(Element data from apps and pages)
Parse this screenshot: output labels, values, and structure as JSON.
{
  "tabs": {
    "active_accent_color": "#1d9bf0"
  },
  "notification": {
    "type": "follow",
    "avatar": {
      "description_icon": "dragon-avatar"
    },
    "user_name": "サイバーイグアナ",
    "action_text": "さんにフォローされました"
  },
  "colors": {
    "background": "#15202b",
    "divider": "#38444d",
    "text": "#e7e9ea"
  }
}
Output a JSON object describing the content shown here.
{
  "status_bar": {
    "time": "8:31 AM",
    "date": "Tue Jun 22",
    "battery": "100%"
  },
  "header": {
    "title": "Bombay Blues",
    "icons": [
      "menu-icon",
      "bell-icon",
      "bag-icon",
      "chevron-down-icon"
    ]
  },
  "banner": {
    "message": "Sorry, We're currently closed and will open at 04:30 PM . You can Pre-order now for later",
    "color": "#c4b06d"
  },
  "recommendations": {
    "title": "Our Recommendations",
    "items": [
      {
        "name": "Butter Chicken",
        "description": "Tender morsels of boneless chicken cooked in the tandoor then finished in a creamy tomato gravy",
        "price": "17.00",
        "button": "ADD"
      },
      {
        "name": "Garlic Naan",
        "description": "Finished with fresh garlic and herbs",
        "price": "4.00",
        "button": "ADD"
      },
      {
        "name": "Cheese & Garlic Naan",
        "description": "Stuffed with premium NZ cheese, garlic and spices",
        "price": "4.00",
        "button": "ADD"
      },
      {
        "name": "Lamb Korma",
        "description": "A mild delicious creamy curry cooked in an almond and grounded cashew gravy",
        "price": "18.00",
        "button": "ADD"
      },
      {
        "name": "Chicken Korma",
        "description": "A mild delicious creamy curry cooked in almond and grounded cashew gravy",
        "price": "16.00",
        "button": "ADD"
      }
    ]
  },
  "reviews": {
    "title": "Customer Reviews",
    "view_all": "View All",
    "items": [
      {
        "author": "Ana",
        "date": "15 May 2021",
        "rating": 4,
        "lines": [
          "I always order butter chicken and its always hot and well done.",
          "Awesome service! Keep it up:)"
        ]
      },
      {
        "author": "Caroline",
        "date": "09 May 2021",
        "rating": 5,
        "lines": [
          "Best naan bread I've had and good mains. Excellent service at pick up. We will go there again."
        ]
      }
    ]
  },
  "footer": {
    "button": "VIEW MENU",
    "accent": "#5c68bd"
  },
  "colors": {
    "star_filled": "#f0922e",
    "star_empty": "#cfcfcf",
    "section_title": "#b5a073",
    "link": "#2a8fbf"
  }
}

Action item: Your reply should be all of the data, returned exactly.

Exercise response:
Parse this screenshot: output labels, values, and structure as JSON.
{
  "tabs": {
    "active_accent_color": "#1d9bf0"
  },
  "notification": {
    "type": "follow",
    "avatar": {
      "description_icon": "dragon-avatar"
    },
    "user_name": "サイバーイグアナ",
    "action_text": "さんにフォローされました"
  },
  "colors": {
    "background": "#15202b",
    "divider": "#38444d",
    "text": "#e7e9ea"
  }
}
Output a JSON object describing the content shown here.
{
  "status_bar": {
    "time": "8:31 AM",
    "date": "Tue Jun 22",
    "battery": "100%"
  },
  "header": {
    "title": "Bombay Blues",
    "icons": [
      "menu-icon",
      "bell-icon",
      "bag-icon",
      "chevron-down-icon"
    ]
  },
  "banner": {
    "message": "Sorry, We're currently closed and will open at 04:30 PM . You can Pre-order now for later",
    "color": "#c4b06d"
  },
  "recommendations": {
    "title": "Our Recommendations",
    "items": [
      {
        "name": "Butter Chicken",
        "description": "Tender morsels of boneless chicken cooked in the tandoor then finished in a creamy tomato gravy",
        "price": "17.00",
        "button": "ADD"
      },
      {
        "name": "Garlic Naan",
        "description": "Finished with fresh garlic and herbs",
        "price": "4.00",
        "button": "ADD"
      },
      {
        "name": "Cheese & Garlic Naan",
        "description": "Stuffed with premium NZ cheese, garlic and spices",
        "price": "4.00",
        "button": "ADD"
      },
      {
        "name": "Lamb Korma",
        "description": "A mild delicious creamy curry cooked in an almond and grounded cashew gravy",
        "price": "18.00",
        "button": "ADD"
      },
      {
        "name": "Chicken Korma",
        "description": "A mild delicious creamy curry cooked in almond and grounded cashew gravy",
        "price": "16.00",
        "button": "ADD"
      }
    ]
  },
  "reviews": {
    "title": "Customer Reviews",
    "view_all": "View All",
    "items": [
      {
        "author": "Ana",
        "date": "15 May 2021",
        "rating": 4,
        "lines": [
          "I always order butter chicken and its always hot and well done.",
          "Awesome service! Keep it up:)"
        ]
      },
      {
        "author": "Caroline",
        "date": "09 May 2021",
        "rating": 5,
        "lines": [
          "Best naan bread I've had and good mains. Excellent service at pick up. We will go there again."
        ]
      }
    ]
  },
  "footer": {
    "button": "VIEW MENU",
    "accent": "#5c68bd"
  },
  "colors": {
    "star_filled": "#f0922e",
    "star_empty": "#cfcfcf",
    "section_title": "#b5a073",
    "link": "#2a8fbf"
  }
}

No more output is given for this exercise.